[Data about app and page elements]

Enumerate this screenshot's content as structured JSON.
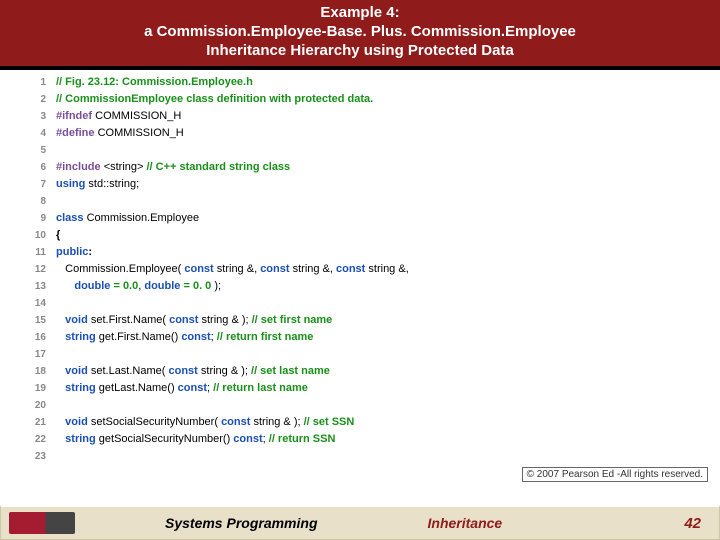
{
  "header": {
    "line1": "Example 4:",
    "line2": "a Commission.Employee-Base. Plus. Commission.Employee",
    "line3": "Inheritance Hierarchy using Protected Data"
  },
  "code": [
    {
      "n": "1",
      "segs": [
        {
          "c": "cmt",
          "t": "// Fig. 23.12: Commission.Employee.h"
        }
      ]
    },
    {
      "n": "2",
      "segs": [
        {
          "c": "cmt",
          "t": "// CommissionEmployee class definition with protected data."
        }
      ]
    },
    {
      "n": "3",
      "segs": [
        {
          "c": "pp",
          "t": "#ifndef "
        },
        {
          "c": "id",
          "t": "COMMISSION_H"
        }
      ]
    },
    {
      "n": "4",
      "segs": [
        {
          "c": "pp",
          "t": "#define "
        },
        {
          "c": "id",
          "t": "COMMISSION_H"
        }
      ]
    },
    {
      "n": "5",
      "segs": []
    },
    {
      "n": "6",
      "segs": [
        {
          "c": "pp",
          "t": "#include "
        },
        {
          "c": "id",
          "t": "<string> "
        },
        {
          "c": "cmt",
          "t": "// C++ standard string class"
        }
      ]
    },
    {
      "n": "7",
      "segs": [
        {
          "c": "kw",
          "t": "using "
        },
        {
          "c": "id",
          "t": "std::string;"
        }
      ]
    },
    {
      "n": "8",
      "segs": []
    },
    {
      "n": "9",
      "segs": [
        {
          "c": "kw",
          "t": "class "
        },
        {
          "c": "id",
          "t": "Commission.Employee"
        }
      ]
    },
    {
      "n": "10",
      "segs": [
        {
          "c": "id bold",
          "t": "{"
        }
      ]
    },
    {
      "n": "11",
      "segs": [
        {
          "c": "kw",
          "t": "public"
        },
        {
          "c": "id bold",
          "t": ":"
        }
      ]
    },
    {
      "n": "12",
      "segs": [
        {
          "c": "id",
          "t": "   Commission.Employee( "
        },
        {
          "c": "kw",
          "t": "const "
        },
        {
          "c": "id",
          "t": "string &, "
        },
        {
          "c": "kw",
          "t": "const "
        },
        {
          "c": "id",
          "t": "string &, "
        },
        {
          "c": "kw",
          "t": "const "
        },
        {
          "c": "id",
          "t": "string &,"
        }
      ]
    },
    {
      "n": "13",
      "segs": [
        {
          "c": "id",
          "t": "      "
        },
        {
          "c": "kw",
          "t": "double "
        },
        {
          "c": "op",
          "t": "= "
        },
        {
          "c": "num",
          "t": "0.0"
        },
        {
          "c": "id",
          "t": ", "
        },
        {
          "c": "kw",
          "t": "double "
        },
        {
          "c": "op",
          "t": "= "
        },
        {
          "c": "num",
          "t": "0. 0 "
        },
        {
          "c": "id",
          "t": ");"
        }
      ]
    },
    {
      "n": "14",
      "segs": []
    },
    {
      "n": "15",
      "segs": [
        {
          "c": "id",
          "t": "   "
        },
        {
          "c": "kw",
          "t": "void "
        },
        {
          "c": "id",
          "t": "set.First.Name( "
        },
        {
          "c": "kw",
          "t": "const "
        },
        {
          "c": "id",
          "t": "string & ); "
        },
        {
          "c": "cmt",
          "t": "// set first name"
        }
      ]
    },
    {
      "n": "16",
      "segs": [
        {
          "c": "id",
          "t": "   "
        },
        {
          "c": "kw",
          "t": "string "
        },
        {
          "c": "id",
          "t": "get.First.Name() "
        },
        {
          "c": "kw",
          "t": "const"
        },
        {
          "c": "id",
          "t": "; "
        },
        {
          "c": "cmt",
          "t": "// return first name"
        }
      ]
    },
    {
      "n": "17",
      "segs": []
    },
    {
      "n": "18",
      "segs": [
        {
          "c": "id",
          "t": "   "
        },
        {
          "c": "kw",
          "t": "void "
        },
        {
          "c": "id",
          "t": "set.Last.Name( "
        },
        {
          "c": "kw",
          "t": "const "
        },
        {
          "c": "id",
          "t": "string & ); "
        },
        {
          "c": "cmt",
          "t": "// set last name"
        }
      ]
    },
    {
      "n": "19",
      "segs": [
        {
          "c": "id",
          "t": "   "
        },
        {
          "c": "kw",
          "t": "string "
        },
        {
          "c": "id",
          "t": "getLast.Name() "
        },
        {
          "c": "kw",
          "t": "const"
        },
        {
          "c": "id",
          "t": "; "
        },
        {
          "c": "cmt",
          "t": "// return last name"
        }
      ]
    },
    {
      "n": "20",
      "segs": []
    },
    {
      "n": "21",
      "segs": [
        {
          "c": "id",
          "t": "   "
        },
        {
          "c": "kw",
          "t": "void "
        },
        {
          "c": "id",
          "t": "setSocialSecurityNumber( "
        },
        {
          "c": "kw",
          "t": "const "
        },
        {
          "c": "id",
          "t": "string & ); "
        },
        {
          "c": "cmt",
          "t": "// set SSN"
        }
      ]
    },
    {
      "n": "22",
      "segs": [
        {
          "c": "id",
          "t": "   "
        },
        {
          "c": "kw",
          "t": "string "
        },
        {
          "c": "id",
          "t": "getSocialSecurityNumber() "
        },
        {
          "c": "kw",
          "t": "const"
        },
        {
          "c": "id",
          "t": "; "
        },
        {
          "c": "cmt",
          "t": "// return SSN"
        }
      ]
    },
    {
      "n": "23",
      "segs": []
    }
  ],
  "copyright": "© 2007 Pearson Ed -All rights reserved.",
  "footer": {
    "left": "Systems Programming",
    "mid": "Inheritance",
    "page": "42"
  }
}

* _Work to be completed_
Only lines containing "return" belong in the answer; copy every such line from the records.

* _Your solution_
          "t": "// return first name"
          "t": "// return last name"
          "t": "// return SSN"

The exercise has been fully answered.